### Task details
Please restate word for word, and with nothing added, the lines that run from the one holding "Transcribe this image's" to the end of the entries below.

(Items from an interface collection)
*** Begin section ***
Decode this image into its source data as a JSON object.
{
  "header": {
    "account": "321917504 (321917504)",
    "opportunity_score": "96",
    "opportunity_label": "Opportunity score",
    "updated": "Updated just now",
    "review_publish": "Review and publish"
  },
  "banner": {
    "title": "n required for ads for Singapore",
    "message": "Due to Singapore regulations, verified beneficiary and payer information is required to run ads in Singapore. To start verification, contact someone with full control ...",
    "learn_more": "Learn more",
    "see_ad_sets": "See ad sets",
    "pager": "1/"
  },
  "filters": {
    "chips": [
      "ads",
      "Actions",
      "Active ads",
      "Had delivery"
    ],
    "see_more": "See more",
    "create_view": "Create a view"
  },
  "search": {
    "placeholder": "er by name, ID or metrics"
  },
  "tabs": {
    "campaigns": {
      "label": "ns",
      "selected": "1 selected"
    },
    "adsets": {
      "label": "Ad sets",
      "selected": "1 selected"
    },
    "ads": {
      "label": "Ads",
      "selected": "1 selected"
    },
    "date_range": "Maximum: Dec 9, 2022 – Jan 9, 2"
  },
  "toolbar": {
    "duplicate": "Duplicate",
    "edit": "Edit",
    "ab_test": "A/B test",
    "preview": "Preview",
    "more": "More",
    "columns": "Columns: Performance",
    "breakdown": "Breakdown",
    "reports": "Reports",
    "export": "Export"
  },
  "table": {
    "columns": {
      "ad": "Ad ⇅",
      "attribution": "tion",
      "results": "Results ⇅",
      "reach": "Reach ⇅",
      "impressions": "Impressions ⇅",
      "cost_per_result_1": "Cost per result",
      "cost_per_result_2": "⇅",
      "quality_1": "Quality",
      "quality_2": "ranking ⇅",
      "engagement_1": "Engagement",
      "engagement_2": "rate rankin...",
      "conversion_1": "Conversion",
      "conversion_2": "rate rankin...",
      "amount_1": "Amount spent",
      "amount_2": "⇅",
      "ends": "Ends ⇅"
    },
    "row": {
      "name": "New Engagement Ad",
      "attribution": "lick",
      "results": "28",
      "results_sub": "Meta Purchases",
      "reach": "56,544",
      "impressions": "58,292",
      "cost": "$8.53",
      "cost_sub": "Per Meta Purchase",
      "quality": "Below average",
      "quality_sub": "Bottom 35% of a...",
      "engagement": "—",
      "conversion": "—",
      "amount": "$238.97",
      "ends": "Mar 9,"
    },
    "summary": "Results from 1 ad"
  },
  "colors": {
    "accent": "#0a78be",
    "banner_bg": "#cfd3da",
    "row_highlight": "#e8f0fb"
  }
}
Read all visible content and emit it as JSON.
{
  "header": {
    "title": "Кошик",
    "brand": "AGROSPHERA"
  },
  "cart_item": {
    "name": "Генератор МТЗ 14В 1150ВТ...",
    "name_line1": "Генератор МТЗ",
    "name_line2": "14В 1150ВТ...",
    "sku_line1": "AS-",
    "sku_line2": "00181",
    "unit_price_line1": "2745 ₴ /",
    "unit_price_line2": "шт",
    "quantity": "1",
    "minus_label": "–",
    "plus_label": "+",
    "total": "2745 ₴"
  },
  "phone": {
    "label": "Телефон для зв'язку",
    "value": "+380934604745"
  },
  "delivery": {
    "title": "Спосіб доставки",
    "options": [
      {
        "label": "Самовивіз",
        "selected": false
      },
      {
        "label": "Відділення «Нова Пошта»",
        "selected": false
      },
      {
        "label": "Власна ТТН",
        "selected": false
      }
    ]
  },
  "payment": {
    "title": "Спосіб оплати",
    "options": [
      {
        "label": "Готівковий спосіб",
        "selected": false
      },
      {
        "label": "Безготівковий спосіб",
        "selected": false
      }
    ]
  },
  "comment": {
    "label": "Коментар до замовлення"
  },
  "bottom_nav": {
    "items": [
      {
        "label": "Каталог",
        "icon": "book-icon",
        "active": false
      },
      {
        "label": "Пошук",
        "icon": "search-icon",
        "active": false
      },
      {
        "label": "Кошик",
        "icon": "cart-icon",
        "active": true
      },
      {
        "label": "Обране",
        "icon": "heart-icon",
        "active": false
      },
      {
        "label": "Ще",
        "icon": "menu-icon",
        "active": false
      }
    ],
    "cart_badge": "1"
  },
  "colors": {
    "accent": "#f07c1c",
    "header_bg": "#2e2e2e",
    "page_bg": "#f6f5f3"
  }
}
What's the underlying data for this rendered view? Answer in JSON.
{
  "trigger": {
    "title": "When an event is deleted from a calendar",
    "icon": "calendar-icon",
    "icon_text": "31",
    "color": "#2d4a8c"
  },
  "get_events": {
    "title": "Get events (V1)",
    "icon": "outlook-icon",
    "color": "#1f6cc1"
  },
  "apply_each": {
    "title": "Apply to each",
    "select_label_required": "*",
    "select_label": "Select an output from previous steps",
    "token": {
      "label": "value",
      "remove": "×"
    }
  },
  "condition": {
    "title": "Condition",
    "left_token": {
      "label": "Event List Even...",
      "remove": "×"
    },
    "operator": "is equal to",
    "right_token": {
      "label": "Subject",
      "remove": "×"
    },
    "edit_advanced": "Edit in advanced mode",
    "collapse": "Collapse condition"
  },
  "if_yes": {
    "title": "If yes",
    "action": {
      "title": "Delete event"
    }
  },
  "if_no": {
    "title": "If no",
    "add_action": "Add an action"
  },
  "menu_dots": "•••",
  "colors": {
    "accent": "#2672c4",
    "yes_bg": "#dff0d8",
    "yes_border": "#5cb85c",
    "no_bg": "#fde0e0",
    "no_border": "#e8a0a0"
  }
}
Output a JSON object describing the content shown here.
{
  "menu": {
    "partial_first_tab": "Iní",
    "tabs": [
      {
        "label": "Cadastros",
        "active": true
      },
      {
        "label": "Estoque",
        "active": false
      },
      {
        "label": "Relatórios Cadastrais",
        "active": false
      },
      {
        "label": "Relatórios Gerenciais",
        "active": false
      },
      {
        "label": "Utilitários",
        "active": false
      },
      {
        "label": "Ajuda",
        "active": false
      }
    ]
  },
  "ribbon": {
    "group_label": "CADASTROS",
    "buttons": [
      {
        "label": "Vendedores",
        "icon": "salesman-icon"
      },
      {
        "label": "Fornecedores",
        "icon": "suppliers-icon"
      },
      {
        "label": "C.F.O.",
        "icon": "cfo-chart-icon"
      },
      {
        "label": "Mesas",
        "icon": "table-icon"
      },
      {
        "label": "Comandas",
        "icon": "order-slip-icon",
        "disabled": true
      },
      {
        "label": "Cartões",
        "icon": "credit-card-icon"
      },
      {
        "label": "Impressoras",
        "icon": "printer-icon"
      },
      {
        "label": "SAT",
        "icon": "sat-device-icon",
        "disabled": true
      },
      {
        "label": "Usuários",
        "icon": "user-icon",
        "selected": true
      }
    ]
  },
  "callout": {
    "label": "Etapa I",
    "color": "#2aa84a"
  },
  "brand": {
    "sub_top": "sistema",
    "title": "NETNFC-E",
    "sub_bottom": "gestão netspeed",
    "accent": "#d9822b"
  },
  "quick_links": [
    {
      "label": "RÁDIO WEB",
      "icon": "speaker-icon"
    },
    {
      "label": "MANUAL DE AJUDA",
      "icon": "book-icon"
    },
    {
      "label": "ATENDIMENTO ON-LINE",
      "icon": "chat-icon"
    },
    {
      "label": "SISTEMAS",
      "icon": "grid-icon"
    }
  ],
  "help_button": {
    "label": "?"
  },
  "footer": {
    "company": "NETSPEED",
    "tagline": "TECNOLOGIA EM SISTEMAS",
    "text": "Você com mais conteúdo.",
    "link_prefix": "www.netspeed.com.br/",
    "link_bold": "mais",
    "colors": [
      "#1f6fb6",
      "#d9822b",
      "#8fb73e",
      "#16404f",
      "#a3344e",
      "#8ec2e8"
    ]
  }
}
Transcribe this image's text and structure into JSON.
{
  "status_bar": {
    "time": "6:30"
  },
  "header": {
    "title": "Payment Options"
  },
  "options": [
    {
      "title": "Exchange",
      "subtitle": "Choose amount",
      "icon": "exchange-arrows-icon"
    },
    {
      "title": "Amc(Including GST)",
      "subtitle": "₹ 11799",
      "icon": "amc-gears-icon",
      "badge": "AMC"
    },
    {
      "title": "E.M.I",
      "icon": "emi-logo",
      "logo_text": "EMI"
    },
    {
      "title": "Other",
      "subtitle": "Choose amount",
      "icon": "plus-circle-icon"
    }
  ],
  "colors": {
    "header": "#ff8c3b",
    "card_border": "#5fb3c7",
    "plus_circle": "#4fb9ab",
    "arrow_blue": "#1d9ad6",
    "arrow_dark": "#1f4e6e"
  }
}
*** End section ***
### Result of this task
Transcribe this image's text and structure into JSON.
{
  "status_bar": {
    "time": "6:30"
  },
  "header": {
    "title": "Payment Options"
  },
  "options": [
    {
      "title": "Exchange",
      "subtitle": "Choose amount",
      "icon": "exchange-arrows-icon"
    },
    {
      "title": "Amc(Including GST)",
      "subtitle": "₹ 11799",
      "icon": "amc-gears-icon",
      "badge": "AMC"
    },
    {
      "title": "E.M.I",
      "icon": "emi-logo",
      "logo_text": "EMI"
    },
    {
      "title": "Other",
      "subtitle": "Choose amount",
      "icon": "plus-circle-icon"
    }
  ],
  "colors": {
    "header": "#ff8c3b",
    "card_border": "#5fb3c7",
    "plus_circle": "#4fb9ab",
    "arrow_blue": "#1d9ad6",
    "arrow_dark": "#1f4e6e"
  }
}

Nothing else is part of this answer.